The city of Dallas now has a cite-and-release program for marijuana, with a 10-5 majority of the Dallas City Council voting yes to the policy at its meeting on April 11.
This is the second time the Dallas City Council has considered cite and release, following a pilot program that was considered in 2016 and rejected. Dallas will join Austin and Houston, which instituted its cite and release program this year; there's also growing support in San Antonio.
A number of representatives from Faith in Texas, a multi-racial faith movement for social justice, attended at the Dallas City Council meeting to make public comments in support of the bill, stressing the discriminatory effect that marijuana policies have on people of color. The measure also got a thumbs up from the district attorney's office, which helped pave the way for its approval.
Voting yes for cite and release were council members Adam Medrano, Carolyn King Arnold, Casey Thomas Erik Wilson, Lee Kleinman, Mark Clayton, Monica Alonzo, Philip Kingston, Scott Griggs, and Tiffinni Young.
Voting against were Mayor Rawlings, Adam McGough, Jennifer Gates, Rick Callahan, and Sandy Greyson.
Council member Young said that she did not support the pilot program, but she worked with the district attorney's office to tweak the original plan by adding stipulations for contraband in a correctional facility, and driving with an invalid license.
Mayor Mike Rawlings tried to postpone the vote until after lunch, and council member Jennifer Staubach Gates tried to bump the topic back to committee, but their efforts were thwarted.
Council member Kingston, who's been working on the bill since he was elected in 2013, said that the idea of delaying the vote was "extremely poisonous."
"It's been delayed for a year while primarily young African American and Latino kids sat in Lew Sterrett," he said. "Delaying it again is a guarantee that our police will be wasting our time, when we're down 400 officers from where we ought to be. It's been briefed and briefed again."
Sandy Greyson repeated the issue she had with the pilot program, that some of the residents in her district live in other counties, where cite and release is not yet enacted, and claimed that those residents would be treated unfairly.
And Rick Callahan suggested that up to 80 percent of those issued a citation would probably go to jail anyway.

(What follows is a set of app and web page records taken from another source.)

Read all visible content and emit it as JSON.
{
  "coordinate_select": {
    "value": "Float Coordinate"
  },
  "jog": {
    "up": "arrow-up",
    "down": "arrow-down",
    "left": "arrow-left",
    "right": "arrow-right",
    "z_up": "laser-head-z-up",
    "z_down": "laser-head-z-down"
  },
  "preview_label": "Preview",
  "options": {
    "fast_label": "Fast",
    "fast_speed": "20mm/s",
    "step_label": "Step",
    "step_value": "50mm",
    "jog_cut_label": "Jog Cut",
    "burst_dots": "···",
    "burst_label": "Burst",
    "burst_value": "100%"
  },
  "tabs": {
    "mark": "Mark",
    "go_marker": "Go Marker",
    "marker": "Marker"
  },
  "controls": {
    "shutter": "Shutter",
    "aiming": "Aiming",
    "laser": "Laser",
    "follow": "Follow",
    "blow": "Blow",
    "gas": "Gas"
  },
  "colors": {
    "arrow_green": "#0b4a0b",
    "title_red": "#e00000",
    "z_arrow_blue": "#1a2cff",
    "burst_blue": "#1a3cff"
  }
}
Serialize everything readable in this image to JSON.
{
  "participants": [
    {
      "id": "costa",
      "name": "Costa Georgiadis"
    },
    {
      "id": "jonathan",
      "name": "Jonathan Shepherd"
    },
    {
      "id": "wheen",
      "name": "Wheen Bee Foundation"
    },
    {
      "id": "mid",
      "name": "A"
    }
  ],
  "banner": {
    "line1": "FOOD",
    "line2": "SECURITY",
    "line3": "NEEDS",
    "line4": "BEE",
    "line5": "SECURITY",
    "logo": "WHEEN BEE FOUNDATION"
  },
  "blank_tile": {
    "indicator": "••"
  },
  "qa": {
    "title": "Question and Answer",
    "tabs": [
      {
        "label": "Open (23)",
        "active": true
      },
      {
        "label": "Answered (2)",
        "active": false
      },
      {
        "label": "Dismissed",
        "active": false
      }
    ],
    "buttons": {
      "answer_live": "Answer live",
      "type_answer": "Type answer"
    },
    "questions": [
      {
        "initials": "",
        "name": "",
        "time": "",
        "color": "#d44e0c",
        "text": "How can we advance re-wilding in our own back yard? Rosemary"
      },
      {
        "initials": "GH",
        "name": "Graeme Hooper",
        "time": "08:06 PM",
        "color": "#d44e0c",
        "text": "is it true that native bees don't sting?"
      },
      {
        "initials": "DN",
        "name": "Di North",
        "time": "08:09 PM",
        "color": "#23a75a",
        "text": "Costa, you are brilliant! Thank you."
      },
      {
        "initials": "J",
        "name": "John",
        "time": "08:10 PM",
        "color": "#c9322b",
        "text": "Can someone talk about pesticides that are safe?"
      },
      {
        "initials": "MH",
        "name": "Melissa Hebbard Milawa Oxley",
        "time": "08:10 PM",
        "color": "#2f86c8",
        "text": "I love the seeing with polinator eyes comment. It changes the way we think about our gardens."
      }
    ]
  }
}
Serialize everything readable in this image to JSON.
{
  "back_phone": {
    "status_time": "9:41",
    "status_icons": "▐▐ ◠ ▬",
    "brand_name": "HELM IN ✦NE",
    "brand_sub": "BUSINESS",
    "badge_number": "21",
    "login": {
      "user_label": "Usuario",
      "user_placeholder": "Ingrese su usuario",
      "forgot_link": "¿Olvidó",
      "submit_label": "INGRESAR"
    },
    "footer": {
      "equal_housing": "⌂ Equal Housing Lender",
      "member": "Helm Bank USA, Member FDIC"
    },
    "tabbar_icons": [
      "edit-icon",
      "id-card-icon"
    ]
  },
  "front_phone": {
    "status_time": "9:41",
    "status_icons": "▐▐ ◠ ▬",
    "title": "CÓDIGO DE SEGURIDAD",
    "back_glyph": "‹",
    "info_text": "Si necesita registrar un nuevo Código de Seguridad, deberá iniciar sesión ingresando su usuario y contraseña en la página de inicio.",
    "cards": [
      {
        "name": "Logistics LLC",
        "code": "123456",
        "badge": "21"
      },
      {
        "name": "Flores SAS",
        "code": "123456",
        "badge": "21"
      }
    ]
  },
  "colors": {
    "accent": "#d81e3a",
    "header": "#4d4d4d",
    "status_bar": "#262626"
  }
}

A representative from the Dallas Police Department outlined how the program would work. When officers stop someone, they must first ascertain that the person lives in the county where they were caught. A supervisor brings a scale and the marijuana is weighed to determine if it is four ounces or less. A thumbprint is taken, and the individual is sent on his/her way with a summons to show up for an arraignment hearing within two weeks.
The policy goes into effect in October.